How do you spell relief?
For Johnson & Johnson (NYSE:JNJ), which has been battered for months by a series of recalls involving its over-the-counter pharma products (including Rolaids), it’s not D-E-S.
Cordis Corp., the stent-making operation of the New Brunswick, N.J.-based medical products giant said sales were down 10 percent during the fourth quarter of 2010. The unit posted Q4 sales of $629 million, compared to $697 million during the same period last year. For the full year, Cordis pulled in $2.5 billion, a 4.7 percent slide from $2.7 billion in 2009.
Drug-eluting stent sales, including Cordis’s flagship Cypher device, fell across the board during the quarter. Worldwide DES sales were $134 million, down 38 percent from $223 million during the 2009 fourth quarter.
The news wasn’t much better for the full year. J&J’s DES sales plunged 31 percent to $627 million, down from $919 million during 2009.
Company officials said the slumping DES sales were the result of “continued market and competitive pressures.” Cordis jostles for market position with other device mammoths including the vascular division of Abbott (NYSE:ABT), Medtronic Inc. (NYSE:MDT) and Boston Scientific Corp. (NYSE:BSX).
Despite Cordis’ DES woes, the medical device unit was the lone bright spot for JNJ during the quarter. Overall, the unit posted $6.32 billion in sales, a 1.6 percent increase from the $6.30 billion during the same period last year.
The device segment posted $23.6 0 billion in sales during 2010, up 4 percent from 2009’s $23.57 billion. More than half of the division’s revenues came from overseas last year.
The top-line uptick was primarily driven by its two Ethicon-branded divisions. Ethicon itself saw surgical care product sales jump 9 percent to $4.5 billion; J&J’s Ethicon Endo-Surgery division drove sales up 6 percent to $4.75 billion.
DePuy, Johnson & Johnson’s orthopedics brand, also performed well in 2010. Sales were up about 4 percent to $5.58 billion, about 4 percent over 2009’s haul of $5.37 billion.
But DePuy also cost J&J some $922 million in legal costs and settlements related to the DePuy ASR hip implant recall in August 2010.
JNJ’s constellation of recall woes took a big chunk out of overall fourth-quarter sales, which were down 5.5 percent to $15.6 billion, from $16.5 billion in Q4 2009. For the full year, sales were flat at $61.6 billion, down half a tick from $61.9 billion in 2009.
The bottom line was off about 12 percent during the fourth quarter, to $1.9 billion, or 70 cents per share, compared to $2.2 billion, or 79 cents a share, during Q4 2009.
Chairman and CEO William Wheldon warned investors on a conference that more recalls could come for its over-the-counter unit, as an internal audit unwinds.
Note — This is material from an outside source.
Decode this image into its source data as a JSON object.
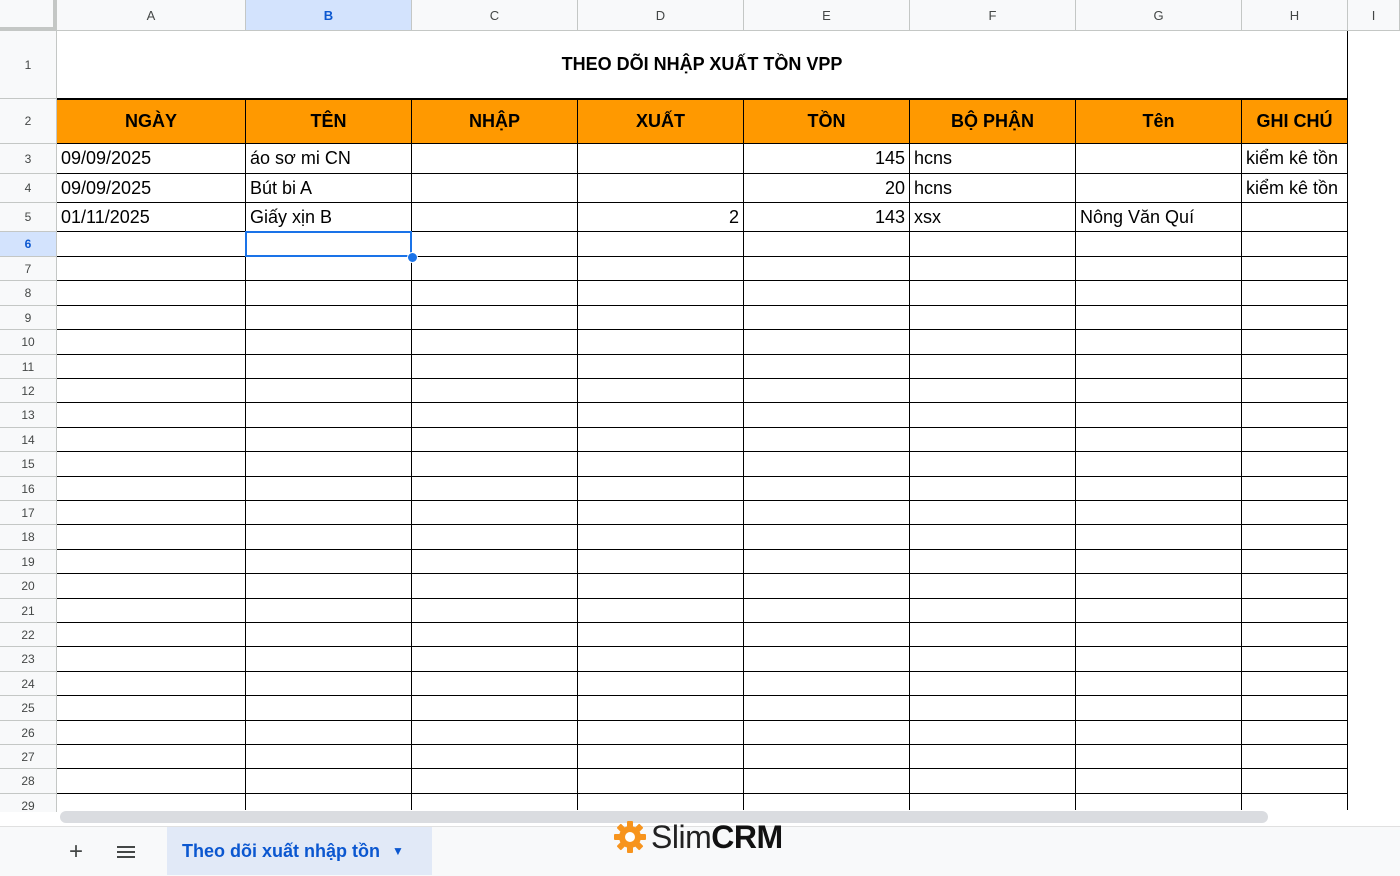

“Most of it is behind of us,” Wheldon said. “But there could still be a little ahead of us.”
The company issued earnings guidance for full-year 2011 of $4.80 to $4.90 per share, lower than analysts’ consensus of $4.97. JNJ shares were down about 2 percent in mid-day trading.